▶ _Stored entries_

━━━━━━━━

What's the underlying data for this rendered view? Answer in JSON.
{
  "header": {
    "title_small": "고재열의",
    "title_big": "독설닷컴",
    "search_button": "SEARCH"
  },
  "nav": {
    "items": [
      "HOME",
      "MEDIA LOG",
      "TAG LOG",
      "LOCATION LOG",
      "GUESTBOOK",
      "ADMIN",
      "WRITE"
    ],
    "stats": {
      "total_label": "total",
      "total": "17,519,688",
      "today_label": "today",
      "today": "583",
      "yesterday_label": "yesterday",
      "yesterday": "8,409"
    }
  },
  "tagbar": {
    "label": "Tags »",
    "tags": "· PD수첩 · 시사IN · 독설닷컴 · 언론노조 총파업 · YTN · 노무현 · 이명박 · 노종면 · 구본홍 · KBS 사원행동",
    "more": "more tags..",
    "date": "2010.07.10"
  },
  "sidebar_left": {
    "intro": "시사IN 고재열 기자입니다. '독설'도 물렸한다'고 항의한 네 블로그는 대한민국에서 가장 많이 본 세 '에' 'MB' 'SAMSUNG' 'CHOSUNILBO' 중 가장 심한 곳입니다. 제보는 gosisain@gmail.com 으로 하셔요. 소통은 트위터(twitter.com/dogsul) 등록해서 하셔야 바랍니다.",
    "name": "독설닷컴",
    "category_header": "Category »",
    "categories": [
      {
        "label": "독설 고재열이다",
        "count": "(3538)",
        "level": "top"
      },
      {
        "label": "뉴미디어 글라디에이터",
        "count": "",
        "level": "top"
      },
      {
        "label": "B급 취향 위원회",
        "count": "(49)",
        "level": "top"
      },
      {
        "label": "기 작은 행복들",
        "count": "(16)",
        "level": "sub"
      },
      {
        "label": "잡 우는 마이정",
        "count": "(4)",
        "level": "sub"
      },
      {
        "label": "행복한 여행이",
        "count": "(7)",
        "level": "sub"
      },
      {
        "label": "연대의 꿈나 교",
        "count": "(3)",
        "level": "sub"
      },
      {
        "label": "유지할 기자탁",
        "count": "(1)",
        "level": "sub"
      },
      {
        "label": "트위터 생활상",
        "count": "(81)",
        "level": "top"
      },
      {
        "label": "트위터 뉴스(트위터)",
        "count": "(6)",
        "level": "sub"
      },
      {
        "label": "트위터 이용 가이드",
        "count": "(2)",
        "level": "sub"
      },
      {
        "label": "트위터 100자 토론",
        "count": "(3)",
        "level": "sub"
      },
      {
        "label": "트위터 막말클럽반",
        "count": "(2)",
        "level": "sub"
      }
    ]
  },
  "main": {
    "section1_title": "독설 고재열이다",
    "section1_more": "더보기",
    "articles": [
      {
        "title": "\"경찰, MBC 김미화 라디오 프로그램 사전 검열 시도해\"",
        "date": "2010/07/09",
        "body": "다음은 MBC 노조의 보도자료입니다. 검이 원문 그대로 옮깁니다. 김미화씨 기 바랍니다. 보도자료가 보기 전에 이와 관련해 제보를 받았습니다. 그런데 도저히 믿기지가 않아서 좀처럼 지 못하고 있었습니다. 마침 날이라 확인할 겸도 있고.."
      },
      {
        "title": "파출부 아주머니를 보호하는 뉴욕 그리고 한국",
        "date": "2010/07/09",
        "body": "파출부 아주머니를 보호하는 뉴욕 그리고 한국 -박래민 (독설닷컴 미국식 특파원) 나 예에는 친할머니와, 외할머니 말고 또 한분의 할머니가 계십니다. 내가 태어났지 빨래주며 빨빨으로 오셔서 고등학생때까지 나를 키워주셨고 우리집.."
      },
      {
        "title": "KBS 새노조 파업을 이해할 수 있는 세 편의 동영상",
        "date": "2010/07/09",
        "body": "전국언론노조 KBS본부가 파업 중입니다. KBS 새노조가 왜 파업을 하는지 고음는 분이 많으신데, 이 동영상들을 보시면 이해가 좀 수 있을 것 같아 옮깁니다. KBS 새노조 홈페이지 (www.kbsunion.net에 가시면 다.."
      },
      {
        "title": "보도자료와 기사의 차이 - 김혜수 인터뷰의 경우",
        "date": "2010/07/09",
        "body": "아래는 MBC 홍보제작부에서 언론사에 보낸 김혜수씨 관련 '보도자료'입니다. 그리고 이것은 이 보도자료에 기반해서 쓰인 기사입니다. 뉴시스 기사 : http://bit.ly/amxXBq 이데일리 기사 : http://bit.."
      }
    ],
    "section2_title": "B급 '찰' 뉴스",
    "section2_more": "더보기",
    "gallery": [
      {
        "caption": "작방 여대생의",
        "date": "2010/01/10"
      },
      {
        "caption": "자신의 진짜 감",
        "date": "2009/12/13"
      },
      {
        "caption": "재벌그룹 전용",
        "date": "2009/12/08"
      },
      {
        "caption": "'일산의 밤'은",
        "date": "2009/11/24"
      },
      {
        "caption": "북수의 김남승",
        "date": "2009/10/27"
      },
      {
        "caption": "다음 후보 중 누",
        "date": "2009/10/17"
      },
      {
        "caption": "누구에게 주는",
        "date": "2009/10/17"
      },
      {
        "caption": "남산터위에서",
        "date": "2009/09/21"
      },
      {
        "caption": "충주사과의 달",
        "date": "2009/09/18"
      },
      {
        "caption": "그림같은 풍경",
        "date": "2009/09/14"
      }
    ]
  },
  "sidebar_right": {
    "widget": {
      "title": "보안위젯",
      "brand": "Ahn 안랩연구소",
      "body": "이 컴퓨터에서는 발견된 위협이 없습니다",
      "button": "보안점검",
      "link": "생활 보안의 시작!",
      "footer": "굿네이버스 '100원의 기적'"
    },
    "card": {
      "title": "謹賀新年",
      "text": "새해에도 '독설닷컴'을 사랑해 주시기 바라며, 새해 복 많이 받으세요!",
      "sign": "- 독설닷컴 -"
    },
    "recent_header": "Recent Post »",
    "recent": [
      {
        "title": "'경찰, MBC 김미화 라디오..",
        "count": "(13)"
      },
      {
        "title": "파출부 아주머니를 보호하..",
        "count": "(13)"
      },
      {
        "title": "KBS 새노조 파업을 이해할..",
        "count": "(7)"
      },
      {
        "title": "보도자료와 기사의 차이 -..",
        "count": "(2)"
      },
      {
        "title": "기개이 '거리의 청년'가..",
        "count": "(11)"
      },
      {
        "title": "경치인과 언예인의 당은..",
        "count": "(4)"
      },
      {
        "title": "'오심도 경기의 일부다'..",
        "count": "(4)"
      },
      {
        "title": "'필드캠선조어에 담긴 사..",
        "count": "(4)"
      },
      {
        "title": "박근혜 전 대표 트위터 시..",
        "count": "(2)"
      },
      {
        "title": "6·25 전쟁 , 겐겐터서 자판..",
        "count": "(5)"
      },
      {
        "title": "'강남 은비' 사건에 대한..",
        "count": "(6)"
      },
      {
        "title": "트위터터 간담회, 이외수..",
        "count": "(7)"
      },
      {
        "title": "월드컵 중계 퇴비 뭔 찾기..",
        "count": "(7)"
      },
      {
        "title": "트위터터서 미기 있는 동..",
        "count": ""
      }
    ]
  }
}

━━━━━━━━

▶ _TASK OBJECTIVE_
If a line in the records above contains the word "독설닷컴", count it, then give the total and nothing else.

▶ _REPLY_
6